EXERCISE
Report every line of the data where the string "JSON" appears.

+++ EXTRACTED MATERIAL +++

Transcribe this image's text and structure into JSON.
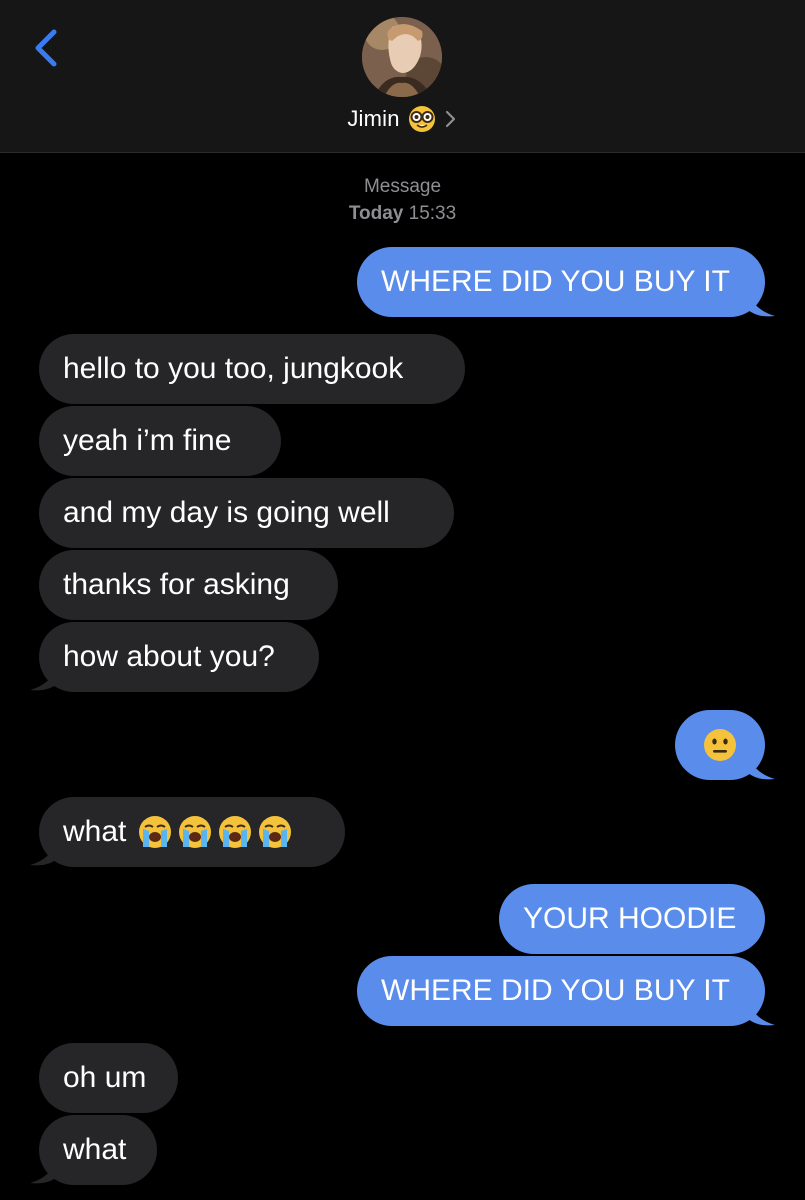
{
  "header": {
    "contact_name": "Jimin",
    "contact_emoji": "nerd-face-icon",
    "accent_color": "#3a7bf0"
  },
  "thread": {
    "label": "Message",
    "day": "Today",
    "time": "15:33"
  },
  "messages": [
    {
      "direction": "out",
      "text": "WHERE DID YOU BUY IT"
    },
    {
      "direction": "in",
      "text": "hello to you too, jungkook"
    },
    {
      "direction": "in",
      "text": "yeah i’m fine"
    },
    {
      "direction": "in",
      "text": "and my day is going well"
    },
    {
      "direction": "in",
      "text": "thanks for asking"
    },
    {
      "direction": "in",
      "text": "how about you?"
    },
    {
      "direction": "out",
      "emoji": "neutral-face-icon"
    },
    {
      "direction": "in",
      "text": "what",
      "emojis": [
        "loudly-crying-face-icon",
        "loudly-crying-face-icon",
        "loudly-crying-face-icon",
        "loudly-crying-face-icon"
      ]
    },
    {
      "direction": "out",
      "text": "YOUR HOODIE"
    },
    {
      "direction": "out",
      "text": "WHERE DID YOU BUY IT"
    },
    {
      "direction": "in",
      "text": "oh um"
    },
    {
      "direction": "in",
      "text": "what"
    }
  ],
  "colors": {
    "incoming_bubble": "#262628",
    "outgoing_bubble": "#5a8cec",
    "background": "#000000"
  }
}
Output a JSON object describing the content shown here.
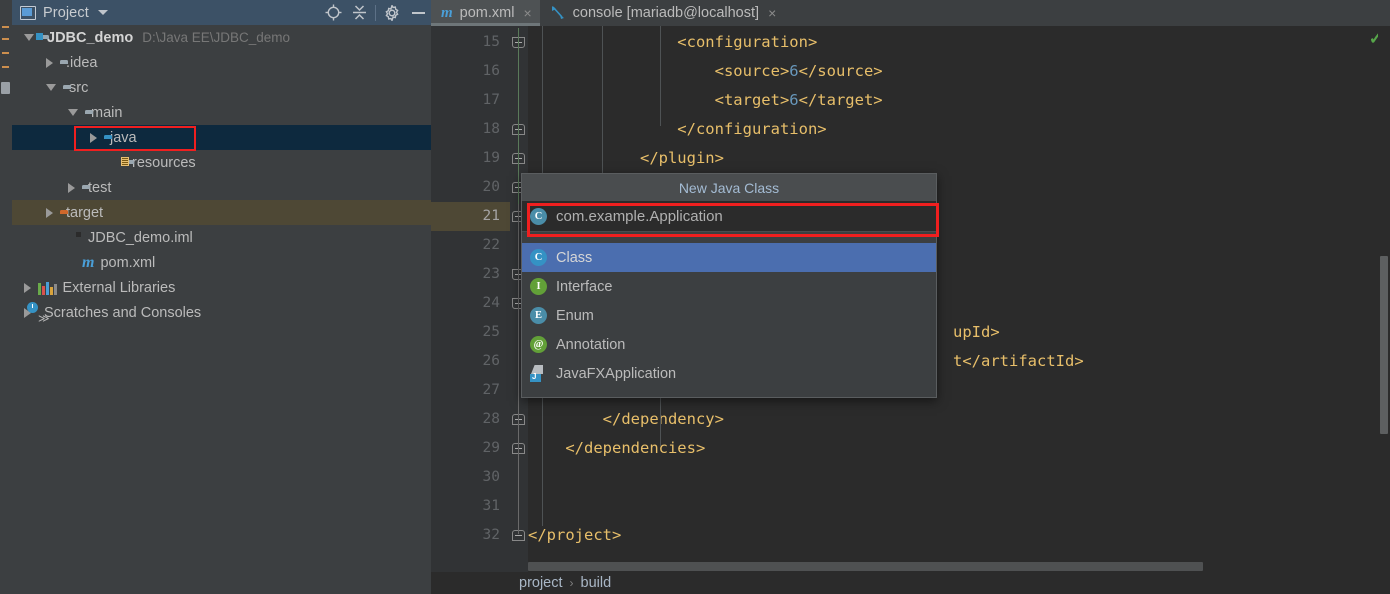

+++

THE COMPLETED TASK
Transcribe this image's text and structure into JSON.
Output a JSON object describing the content shown here.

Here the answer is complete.